In the gaming industry, most of the news circles on the next blockbuster, triple-A release. To be fair, in 2022 and into 2023, we have some potential console-generation-defining releases on the way, with God of War Ragnarök, Overwatch 2, The Callisto Protocol, Hogwarts Legacy, and The Legend of Zelda: Tears of the Kingdom. Still, there remains a place for one of the most classic forms of gaming entertainment that’s been around long before the advent of video gaming.
Quizzes and game show-style creations continue to draw in players. You can see Dr. Kawashima’s Brain Training selling 15-times more upon its release to the Nintendo Switch than its immensely popular launch on the 3DS. While it’s not entirely quiz-driven, the mental challenges within short timeframes certainly lend to classic game shows and quizzes. Even in one of Nintendo’s most recent batch of releases to its top-selling hybrid console’s online store, Are You Smarter than a 5th Grader? made its way into video gaming.
Quite subtly, the game show and quiz show format is becoming very popular again, on TV, across entertainment media, and even in video gaming.
Game shows going stronger than ever
You can track the origins of game shows back to 1936 in London, UK, when the BBC began its TV service. In 1938, the BBC broadcast a show by the name of Spelling Bee, in which contestants had to spell words. Not exactly riveting TV, but it paved the way for the post-WWII rise of game shows, with What’s My Line? to make waves in the UK, having been imported from the US. Many more renditions and variations were to come, expanding from panel shows and quiz-like structures to obstacle courses, gimmick wheels, and much more.Over the last couple of years, game shows exploded in the UK and US. In December 2020, British TV saw a whole slew of quiz and game shows pad the early evening schedule. Those shows were Richard Osman’s House of Games, The Wheel, The Wall, The Chase, Only Connect, and, of course, the University Challenge. The same goes for the US, with the schedules being loaded up with The Price is Right at Night, The Hustler, Celebrity Wheel of Fortune, The Chase, and The Masked Dancer.
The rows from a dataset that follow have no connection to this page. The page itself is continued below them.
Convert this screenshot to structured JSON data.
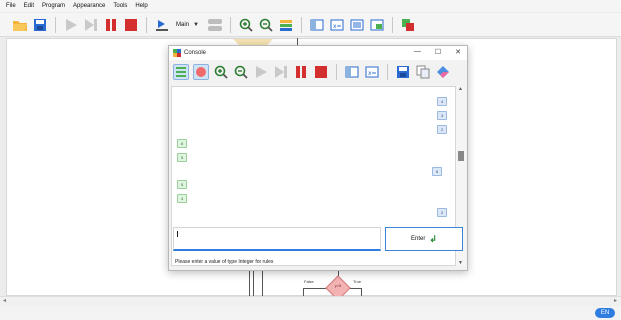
{
  "menubar": {
    "items": [
      "File",
      "Edit",
      "Program",
      "Appearance",
      "Tools",
      "Help"
    ]
  },
  "toolbar": {
    "function_select": "Main"
  },
  "diagram": {
    "condition": "y>5",
    "false_label": "False",
    "true_label": "True"
  },
  "status": {
    "language": "EN"
  },
  "console": {
    "title": "Console",
    "window_buttons": {
      "minimize": "—",
      "maximize": "☐",
      "close": "✕"
    },
    "output_values": [
      "4",
      "3",
      "2",
      "6",
      "5",
      "6",
      "5",
      "4",
      "2"
    ],
    "input": {
      "value": ""
    },
    "enter_label": "Enter",
    "status_message": "Please enter a value of type Integer for rules"
  },
  "colors": {
    "accent": "#2f7de1",
    "input_chip": "#dff5df",
    "output_chip": "#dce8f8"
  }
}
Format proving popular across entertainment media
Game shows are so inherently entertaining that the format can easily be extrapolated into other forms of entertainment. Somewhat surprisingly, but also quite naturally, the rise of the live casino has a lot to thank game show popularity for. Now, these real-money, real-time online games seat hundreds, even thousands of players as the contestants, with the likes of Boom City, Adventures Beyond Wonderland, and Crazy Coin Flip being the star attractions right now. Deal or No Deal may have ended in 2016 in the UK, but the classic television hit lives on at the live casino in the form of Live Deal or No Deal: The Big Draw.
From the TV screen to the big screen, while not an overly common thread, the game show set-up can make for riveting drama sequences. In 1994, the Quiz Show – featuring Ralph Fiennes – explores the potential fixing of a game show. Funnily enough, in 2020, the ITV show Quiz dramatized the Who Wants to Be A Millionaire cheat scandal. Quiz Show is available on Disney+ in the UK, but its subscription cost has gone up. Of course, the most famous example of a game show in film is Slumdog Millionaire. The multiple winners at the Academy Awards piles on the inherent tension and drama that comes with being on and even preparing for a game show.
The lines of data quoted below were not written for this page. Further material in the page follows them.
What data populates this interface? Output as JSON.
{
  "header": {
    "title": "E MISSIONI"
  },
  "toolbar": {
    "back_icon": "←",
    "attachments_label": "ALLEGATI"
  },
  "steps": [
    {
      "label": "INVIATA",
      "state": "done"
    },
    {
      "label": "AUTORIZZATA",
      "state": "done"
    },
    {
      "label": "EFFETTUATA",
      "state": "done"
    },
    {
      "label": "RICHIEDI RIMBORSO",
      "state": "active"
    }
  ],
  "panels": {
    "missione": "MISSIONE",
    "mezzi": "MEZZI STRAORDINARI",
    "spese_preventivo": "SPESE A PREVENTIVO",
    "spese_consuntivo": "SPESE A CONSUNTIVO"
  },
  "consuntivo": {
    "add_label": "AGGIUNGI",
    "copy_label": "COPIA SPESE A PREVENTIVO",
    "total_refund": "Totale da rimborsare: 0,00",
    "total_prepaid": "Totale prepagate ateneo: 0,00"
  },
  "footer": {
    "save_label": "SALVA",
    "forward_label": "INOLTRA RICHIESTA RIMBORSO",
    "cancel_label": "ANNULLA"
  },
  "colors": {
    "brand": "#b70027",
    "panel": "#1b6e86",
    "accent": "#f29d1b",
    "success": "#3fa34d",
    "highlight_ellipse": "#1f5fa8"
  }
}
Video gaming finds some stars in the format
While you’ll struggle to find any in the console membership PS Plus for the PlayStation 5, quiz games and game show-like video games continue to pop up and sell. Right now, Knowledge Trainer: Trivia sits among the most popular games of the Party category on the Nintendo Switch. What’s so telling about that is that it’s in the Party games section, which may explain why the game show style is becoming popular. Of course, being with others to watch a game show wasn’t a thing a couple of years ago, but now, with more meet-ups, we can play together.
Loads of quiz, trivia, and game show games have risen in prominence on the back of this trend, with people meeting up to play accessible games and have fun in the famous format. Sure, the likes of Among Us became big, but so too did Zoom Quizzes. Now, even on the PlayStation Store, you’ll find 96 games under the categories of quiz, brain training, and educational, which include Bullseye – the classic darts game show – and Trivia for Dummies.
Game shows are riding high across the entertainment space, from luck-based wheel spinners to those that command you to test your general knowledge or skill.